3. $tr(cA)=c.trA \$ $A=\begin{pmatrix} 1 & 0 \\ 0 & 0\end{pmatrix}\ \ B=\begin{pmatrix} 0 & 0 \\ 0 & 1\end{pmatrix} \$ $trA=1\ \ trB=1 \$ $Set\ \ W=\big\{A\in V: trA=0\big\}=\bigg\{\begin{pmatrix} 1 & 7 \\ \pi\ & -1\end{pmatrix},...\bigg\} \$

Claim $\mbox{W is a subspace.}{}_{}^{}$ $\mbox{Indeed,}{}_{}^{}$

1. $A,B\in W \Rightarrow trA=0=trB\ \ tr(A+B)=tr(A)+tr(B)=0+0=0\ so\ A+B\in W\$
2. $A\in W\ \ trA=0\ \ tr(cA)=c(trA)=c.0=0\ so\ cA\in W\$
3. $tr0_M=0\ \ 0_M\in W \$

Example 3. $W_3=\big\{ A\in M_{n\times n}(F): trA=1\big\} \mbox{ Not a subspace.} {}_{}^{}$ $A,B\in W_3 \Rightarrow tr(A+B)=trA+trB=1+1=2\ so\ A+B\ \not\in W_3\$

Theorem $\mbox{The intersection of two subspaces of the same space is always a subspace.}{}_{}^{}$ $\mbox{Assume }W_1\subset V \mbox{ is a subspace of V, } W_2\subset V \mbox{ is a subspace of V, then }W_1\cap W_2=\big\{ x: x\in W_1 \ and\ x\in W_2\big\} \mbox{ is a subspace.}{}_{}^{}$ $\mbox{However, }W_1\cup W_2=\big\{x: x\in W_1\ or\ W_2\big\} \mbox{ is most often not a subspace.} {}_{}^{}$

Proof

1. $\mbox{Assume }x,y \in W_1\cap W_2 \mbox{ , that is, } x\in W_1, x\in W_2, y\in W_1, y\in W_2. \ {}_{}^{}$ $x+y\in W_1 \ as\ x,y\in W_1 \mbox{ and } W_1 \mbox{ is a subspace}{}_{}^{}$ $x+y\in W_2 \ as\ x,y\in W_2 \mbox{ and } W_2 \mbox{ is a subspace}{}_{}^{}$ $\mbox{So }x+y \in W_1\cap W_2. \ {}_{}^{}$
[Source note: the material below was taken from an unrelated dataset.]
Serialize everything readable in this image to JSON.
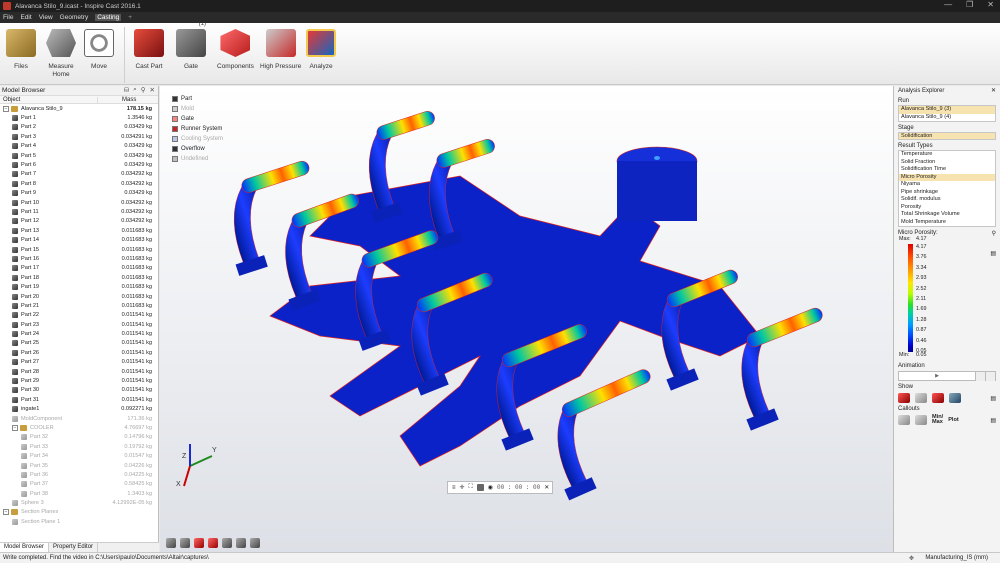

2. $\mbox{If} \ x\in W_1\cap W_2\ then\ x\in W_1 \Rightarrow cx\in W_1\ ,\ x\in W_2 \Rightarrow cx\in W_2\ \Rightarrow cx\in W_1\cap W_2. \ {}_{}^{}$

3. $0 \in W_1\ ,\ 0\in W_2 \Rightarrow 0\in W_1\cap W_2. \$